The phrase in quote marks is not a quotation from anyone in particular, but merely a term which is used by some people — in this case, linguists. What the writer is doing here is distancing himself from the term in quotes. That is, he's saying "Look, that's what they call it. I'm not responsible for this term." In this case, there is no suggestion that the writer disapproves of the phrase in quotes, but very often there is a suggestion of disapproval:
- The Institute for Personal Knowledge is now offering a course in "self-awareness exercises".
Once again, the writer's quotes mean "this is their term, not mine", but this time there is definitely a hint of a sneer: the writer is implying that, although the Institute may call their course "self-awareness exercises", what they're really offering to do is to take your money in exchange for a lot of hot air.
Quotation marks used in this way are informally called scare quotes. Scare quotes are quotation marks placed around a word or phrase from which you, the writer, wish to distance yourself because you consider that word or phrase to be odd or inappropriate for some reason. Possibly you regard it as too colloquial for formal writing; possibly you think it's unfamiliar or mysterious; possibly you consider it to be inaccurate or misleading; possibly you believe it's just plain wrong. Quite often scare quotes are used to express irony or sarcasm:
- The Serbs are closing in on the "safe haven" of Goražde.
The point here is that the town has been officially declared a safe haven by the UN, whereas in fact, as the quote marks make clear, it is anything but safe. Here's another example:
- Sharon Stone made dozens of "adult films" before getting her Hollywood break.
The phrase `adult films' is the industry's conventional label for pornographic films, and here the writer is showing that she recognizes this phrase as nothing more than a dishonest euphemism.
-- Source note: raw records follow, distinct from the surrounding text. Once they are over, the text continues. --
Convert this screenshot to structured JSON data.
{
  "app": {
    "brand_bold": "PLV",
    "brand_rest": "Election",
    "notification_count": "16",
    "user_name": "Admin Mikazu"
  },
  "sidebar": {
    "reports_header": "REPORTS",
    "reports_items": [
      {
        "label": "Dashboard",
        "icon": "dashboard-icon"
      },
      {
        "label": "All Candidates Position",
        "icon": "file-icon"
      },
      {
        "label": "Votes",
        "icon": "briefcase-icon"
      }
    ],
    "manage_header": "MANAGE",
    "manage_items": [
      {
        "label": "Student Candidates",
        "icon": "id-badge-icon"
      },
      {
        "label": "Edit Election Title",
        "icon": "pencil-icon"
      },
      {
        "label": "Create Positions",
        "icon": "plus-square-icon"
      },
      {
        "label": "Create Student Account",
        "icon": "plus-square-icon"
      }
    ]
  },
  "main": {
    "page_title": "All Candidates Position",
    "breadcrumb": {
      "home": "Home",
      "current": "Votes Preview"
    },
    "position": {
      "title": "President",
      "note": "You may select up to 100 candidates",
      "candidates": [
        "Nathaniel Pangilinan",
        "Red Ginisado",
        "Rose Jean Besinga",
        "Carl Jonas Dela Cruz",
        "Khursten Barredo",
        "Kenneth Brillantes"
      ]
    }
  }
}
It is important to realize this distancing effect of scare quotes. Quotation marks are not properly used merely in order to draw attention to words, and all those pubs which declare We Sell "Traditional Pub Food" are unwittingly suggesting to a literate reader that they are in fact serving up microwaved sludge.
Some writers perhaps take the use of scare quotes a little too far:
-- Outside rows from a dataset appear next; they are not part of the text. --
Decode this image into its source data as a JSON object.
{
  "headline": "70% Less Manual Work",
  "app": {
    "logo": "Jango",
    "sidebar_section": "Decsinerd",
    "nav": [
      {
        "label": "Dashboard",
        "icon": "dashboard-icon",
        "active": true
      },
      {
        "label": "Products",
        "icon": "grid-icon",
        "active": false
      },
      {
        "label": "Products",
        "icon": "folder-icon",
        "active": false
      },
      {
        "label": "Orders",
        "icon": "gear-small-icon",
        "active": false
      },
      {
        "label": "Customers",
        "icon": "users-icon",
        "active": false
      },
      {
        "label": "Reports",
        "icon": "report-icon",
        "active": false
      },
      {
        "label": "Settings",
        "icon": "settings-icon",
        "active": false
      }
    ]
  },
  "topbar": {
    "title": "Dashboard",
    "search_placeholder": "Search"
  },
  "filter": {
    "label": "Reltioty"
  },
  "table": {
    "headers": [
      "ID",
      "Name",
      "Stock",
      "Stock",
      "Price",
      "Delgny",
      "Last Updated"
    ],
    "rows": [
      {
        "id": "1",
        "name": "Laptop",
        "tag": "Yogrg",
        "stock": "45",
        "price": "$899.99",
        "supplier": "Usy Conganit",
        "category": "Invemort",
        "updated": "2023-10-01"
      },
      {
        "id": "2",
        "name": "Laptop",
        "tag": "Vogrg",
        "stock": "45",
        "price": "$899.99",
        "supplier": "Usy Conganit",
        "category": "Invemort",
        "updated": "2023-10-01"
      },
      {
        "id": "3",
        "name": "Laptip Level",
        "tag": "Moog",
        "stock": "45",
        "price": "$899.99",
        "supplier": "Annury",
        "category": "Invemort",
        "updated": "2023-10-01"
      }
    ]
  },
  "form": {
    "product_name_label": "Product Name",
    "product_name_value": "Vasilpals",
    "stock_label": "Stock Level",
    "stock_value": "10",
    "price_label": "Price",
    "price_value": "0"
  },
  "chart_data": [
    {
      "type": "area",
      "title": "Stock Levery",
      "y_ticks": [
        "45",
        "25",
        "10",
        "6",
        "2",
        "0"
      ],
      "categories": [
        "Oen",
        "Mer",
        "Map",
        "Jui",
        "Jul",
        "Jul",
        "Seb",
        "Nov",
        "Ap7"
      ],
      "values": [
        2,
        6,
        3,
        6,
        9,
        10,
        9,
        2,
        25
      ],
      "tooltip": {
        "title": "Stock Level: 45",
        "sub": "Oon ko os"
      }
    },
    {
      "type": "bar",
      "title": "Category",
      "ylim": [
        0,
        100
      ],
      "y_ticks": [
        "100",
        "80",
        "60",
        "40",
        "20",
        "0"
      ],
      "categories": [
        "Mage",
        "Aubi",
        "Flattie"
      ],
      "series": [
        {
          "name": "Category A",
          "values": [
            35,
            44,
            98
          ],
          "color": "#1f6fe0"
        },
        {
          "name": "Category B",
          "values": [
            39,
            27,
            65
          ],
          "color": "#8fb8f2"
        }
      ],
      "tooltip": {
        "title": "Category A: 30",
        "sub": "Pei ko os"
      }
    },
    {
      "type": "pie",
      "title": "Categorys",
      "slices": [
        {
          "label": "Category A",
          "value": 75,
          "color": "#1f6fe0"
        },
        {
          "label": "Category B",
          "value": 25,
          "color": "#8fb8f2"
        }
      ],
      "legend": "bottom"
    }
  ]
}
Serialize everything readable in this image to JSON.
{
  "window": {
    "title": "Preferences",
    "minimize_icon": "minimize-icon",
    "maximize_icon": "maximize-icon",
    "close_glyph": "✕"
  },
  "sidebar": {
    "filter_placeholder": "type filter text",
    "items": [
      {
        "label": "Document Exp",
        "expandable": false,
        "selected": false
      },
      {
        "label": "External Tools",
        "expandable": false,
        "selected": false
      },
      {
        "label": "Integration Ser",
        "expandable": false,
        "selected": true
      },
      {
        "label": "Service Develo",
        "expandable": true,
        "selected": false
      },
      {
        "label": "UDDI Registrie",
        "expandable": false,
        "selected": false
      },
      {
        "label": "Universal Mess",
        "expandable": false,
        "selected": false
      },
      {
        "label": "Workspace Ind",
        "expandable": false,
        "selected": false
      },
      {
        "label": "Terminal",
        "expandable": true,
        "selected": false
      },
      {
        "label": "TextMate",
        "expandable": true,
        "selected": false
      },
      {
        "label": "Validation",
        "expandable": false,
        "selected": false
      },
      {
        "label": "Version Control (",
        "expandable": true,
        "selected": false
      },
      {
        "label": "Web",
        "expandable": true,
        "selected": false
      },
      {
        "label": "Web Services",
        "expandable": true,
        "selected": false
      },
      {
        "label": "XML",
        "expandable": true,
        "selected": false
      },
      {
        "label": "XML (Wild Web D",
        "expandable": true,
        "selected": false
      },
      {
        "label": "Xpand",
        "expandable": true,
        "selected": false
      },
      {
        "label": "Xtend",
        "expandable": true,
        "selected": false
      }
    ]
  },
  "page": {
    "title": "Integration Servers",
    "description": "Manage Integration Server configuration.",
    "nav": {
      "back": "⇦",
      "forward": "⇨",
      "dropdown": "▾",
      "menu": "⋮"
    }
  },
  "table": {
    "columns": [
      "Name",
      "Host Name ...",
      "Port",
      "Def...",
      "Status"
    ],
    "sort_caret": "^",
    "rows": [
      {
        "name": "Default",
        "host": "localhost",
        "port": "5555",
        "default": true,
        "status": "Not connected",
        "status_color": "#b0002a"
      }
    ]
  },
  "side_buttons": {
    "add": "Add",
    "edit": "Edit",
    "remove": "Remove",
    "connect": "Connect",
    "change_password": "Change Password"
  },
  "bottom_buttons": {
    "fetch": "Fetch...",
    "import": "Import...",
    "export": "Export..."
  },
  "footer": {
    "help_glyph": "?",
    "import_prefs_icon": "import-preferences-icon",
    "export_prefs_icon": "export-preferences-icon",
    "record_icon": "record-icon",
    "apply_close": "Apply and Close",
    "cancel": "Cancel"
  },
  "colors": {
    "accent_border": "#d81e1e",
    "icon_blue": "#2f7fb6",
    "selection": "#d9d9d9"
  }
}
- I have just been "ripped off" by my insurance company.
Here the writer is doing something rather odd: she is using the phrase `ripped off', but at the same time she is showing her distaste for this phrase by wrapping it in quotes. Perhaps she regards it as too slangy, or as too American. Using scare quotes like this is the orthographic equivalent of holding the phrase at arm's length with one hand and pinching your nose with the other.
I can't really approve of scare quotes used in this way. If you think a word is appropriate, then use it, without any quotes; if you think it's not appropriate, then don't use it, unless you specifically want to be ironic. Simultaneously using a word and showing that you don't approve of it will only make you sound like an antiquated fuddy-duddy.
Copyright © Larry Trask, 1997
Maintained by the Department of Informatics, University of Sussex